Of the Earth’s natural wonders, the jaw dropping beauty and size of its canyons, carved into the planet’s crust, might be its most incredible.
Canyons have been carved out at glacial speed over millennia or more. Sometimes, it takes millions of years for rivers to make these breathtaking and gigantic natural sculptures. Here are the five most striking canyons elegantly carved into the Earth.
Great Canyon of Yarlung Tsangpo
Many people believe that Colorado’s Grand Canyon is the world’s largest. According to the American Geography Committee, however, the title of world’s biggest canyon belongs to China – or rather, a state on the fringes of the People’s Republic.
Welcome to the Great Canyon of Yarlung Tsangpo (Brahmaputra) River in the Tibetan Himalayas. The spectacular rift plunges an incredible 20,559 feet at its deepest point. Horizontally, it is equally amazing – it stretches 150 miles The Brahmaputra river that slices through the Great Canyon of Yarlung Tsangpo is just another reason for adventurers to visit.
The river is known by kayakers for its sensationally choppy conditions, which have won it the nickname “The Everest of Rivers.” A white-knuckle ride is guaranteed. The Great Canyon of Yarlung Tsangpo begins high in the Himalayas, near the sacred Mount Kailash, and it occupies some terrific Tibetan terrain. The list of reasons to make the Great Canyon of Yarlung Tsangpo your next adventure destination goes on and on.
The Grand Canyon
The Grand Canyon, which is gouged into the desert of Arizona, may not be the world’s largest canyon, but it is definitely the world’s most famous. The Grand Canyon is 6,000 feet deep and 277 miles long. You can see why it is ranked as one of the Seven Wonders of the Natural World and made our list of the Most Amazing Natural Wonders of the U.S.
How the Grand Canyon was originally formed remains the subject of hot debate. According to one theory, 17 million years ago, the Colorado River began chipping its way through multiple layers of rock.

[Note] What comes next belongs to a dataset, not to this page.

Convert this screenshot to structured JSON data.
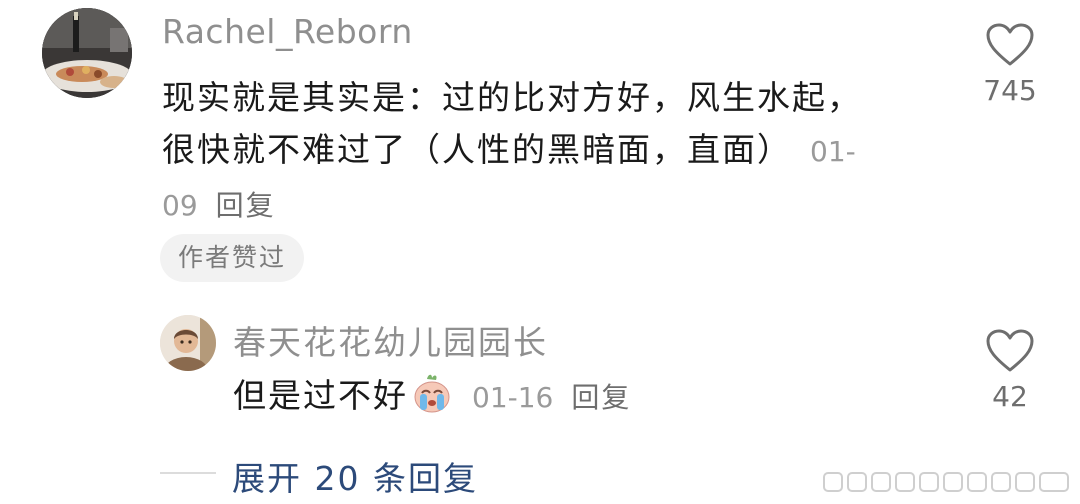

It then kept widening and deepening the channel, eventually yielding the current mega-marvel – the definitive canyon.
Now, yearly, about five million people visit the Grand Canyon. Tourists are wowed by its fantastic shapes and coloration, which increase the impact of its size.
Antelope Canyon might just be the world’s most beautiful canyon. Antelope Canyon is eclipsed by the size of the Grand Canyon, but you’ll want to visit it for much different reasons. The canyon’s walls shine purple and orange in a lovely array that fascinates visitors.
It gets the “Antelope” name from the herds of pronghorn antelope that used to freely wander the area. For Navajo Indians, entering Antelope Canyon was like walking into a cathedral.
The delightful, twisting slot canyon is the most-visited and most-photographed slot canyon in the American Southwest. Seeming to bend the laws of physics, it stands on Navajo land near Page, Arizona.
The Capertee Valley
Australia has a few forgotten marvels tucked away amid its vast deserts. The Capertee Valley in New South Wales is one of those hidden gems. This brilliantly colorful canyon is the largest in the country and is known for its dramatic landscape and soaring sandstone bluffs.
Thanks to its youngish age, Capertee Valley lacks the immense depth of some rival canyons on this elite list. Still, it makes up for its comparative shallowness with sheer sprawl. In fact, even though many Aussies have never heard of it, Capertee Valley is wider and about 0.6 miles longer than the Grand Canyon.
At the foot of the valley, the Capertee River chews its way through Permian and Triassic rock dating back millions of years. The Aboriginal Wiradjuri people are heavily linked to this land, as shown by local rock art dating back 2,000 years. That’s a long time – about the length of Western civilization. Adding to the valley’s allure, it has yielded countless diamonds in the past.
The Blyde River Canyon
The Blyde River Canyon in South Africa is one of the biggest canyons in the world, but it is also largest “green canyon” thanks to the lush subtropical foliage. It goes against the traditional notion of canyons being carved out of desert.
Another standout feature: Blyde River Canyon has some of the deepest, sheerest cliffs of any canyon on the planet. It ranks as the second largest canyon in Africa, after the Fish River Canyon, and is also seen as one of the continent’s most stunning natural wonders.
The canyon is also home to a dizzying array of wildlife. Antelope, hippos, crocodiles and every primate species that may be seen in South Africa can be found around its cliffs.
The primate line-up includes greater and lesser bush babies, vervet monkeys and samango monkeys. Then, there is the birdlife, which includes cinnamon doves, emerald cuckoos, African fish eagles, cape vultures and black eagles.